Years later, forty at least, I am fingering the knotted braids of wrongs and misunderstandings and hurt that tangled our relationship. I mull over the cliches of “she did the best she could,” “she was only human.” Like many cliches, they are true, but to heal our relationship, I have to venture beyond cliches to forgiveness. Forgiving my mother and forgiving myself for the mistakes and misunderstandings we wove with each other is as difficult as it was for her to get the part between my braids straight and braid my hair tightly enough so my baseball and other activities wouldn’t shake them loose.
For my part, I have to have the courage to progress from timidly fingering the loose strands of hair that had escaped from my braids and trying to rebraid them myself to asking her help to fix them. I have to realize deep in my soul that my mom braided many of her values scattered with love into my hair. Our relationship with God is like that. We routinely ask His forgiveness through our prayers and church services, but we still cling to our tightly braided habits of thoughts and actions without unknotting the details of forgiveness and the part God plays in the process. We say, “I forgive you,” while reweaving our braids with righteous fingers.
Braids turning gray doesn’t happen overnight.

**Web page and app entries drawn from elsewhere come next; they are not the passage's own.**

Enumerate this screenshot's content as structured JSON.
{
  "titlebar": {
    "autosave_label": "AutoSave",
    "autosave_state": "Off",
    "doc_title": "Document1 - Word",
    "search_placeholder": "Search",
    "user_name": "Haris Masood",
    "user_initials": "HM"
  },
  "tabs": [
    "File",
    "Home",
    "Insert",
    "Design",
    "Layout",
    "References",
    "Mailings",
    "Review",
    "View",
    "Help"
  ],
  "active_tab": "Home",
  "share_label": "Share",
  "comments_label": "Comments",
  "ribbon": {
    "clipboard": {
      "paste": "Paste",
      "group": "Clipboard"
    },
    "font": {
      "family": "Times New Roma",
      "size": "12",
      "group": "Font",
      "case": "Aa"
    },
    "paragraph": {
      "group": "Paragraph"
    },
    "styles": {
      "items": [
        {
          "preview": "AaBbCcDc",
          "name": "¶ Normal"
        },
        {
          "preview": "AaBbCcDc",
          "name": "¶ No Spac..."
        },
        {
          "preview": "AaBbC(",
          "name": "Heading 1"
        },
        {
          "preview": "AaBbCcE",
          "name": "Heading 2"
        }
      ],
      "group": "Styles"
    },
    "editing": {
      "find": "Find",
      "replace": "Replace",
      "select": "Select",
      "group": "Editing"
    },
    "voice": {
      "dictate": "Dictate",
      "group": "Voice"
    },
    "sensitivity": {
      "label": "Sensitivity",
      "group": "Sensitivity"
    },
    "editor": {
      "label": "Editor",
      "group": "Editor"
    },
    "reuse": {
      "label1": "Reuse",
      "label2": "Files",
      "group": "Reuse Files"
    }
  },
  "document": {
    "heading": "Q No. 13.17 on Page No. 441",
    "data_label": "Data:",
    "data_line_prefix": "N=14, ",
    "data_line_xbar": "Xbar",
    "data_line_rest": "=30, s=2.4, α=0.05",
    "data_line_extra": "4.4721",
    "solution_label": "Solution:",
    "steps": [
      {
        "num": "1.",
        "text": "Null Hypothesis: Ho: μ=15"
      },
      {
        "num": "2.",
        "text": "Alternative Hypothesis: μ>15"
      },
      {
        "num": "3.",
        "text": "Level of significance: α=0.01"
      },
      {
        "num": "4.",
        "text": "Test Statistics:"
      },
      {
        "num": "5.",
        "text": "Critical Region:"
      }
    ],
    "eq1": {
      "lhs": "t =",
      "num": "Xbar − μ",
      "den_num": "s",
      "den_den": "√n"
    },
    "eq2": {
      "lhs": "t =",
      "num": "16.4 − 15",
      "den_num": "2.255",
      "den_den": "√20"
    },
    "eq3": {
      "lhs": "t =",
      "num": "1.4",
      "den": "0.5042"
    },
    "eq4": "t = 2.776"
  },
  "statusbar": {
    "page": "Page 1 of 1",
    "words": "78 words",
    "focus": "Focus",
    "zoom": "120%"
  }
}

True forgiveness doesn’t happen overnight and it doesn’t happen without conversations with God and listening to His gentle, persuasive voice and braiding and unbraiding words and attitudes in our hearts and minds.
Ephesians 4:32. King James Version … And be ye kind one to another, tenderhearted, forgiving one another, even as God for Christ’s sake hath forgiven you.
Forty years later and twenty years after my mom’s death, I am far beyond being a teenager and my hair is more gray than blonde.
But guided by God’s loving fingers and braiding, my soul is gradually becoming unbraided. I am proud of you, mom!!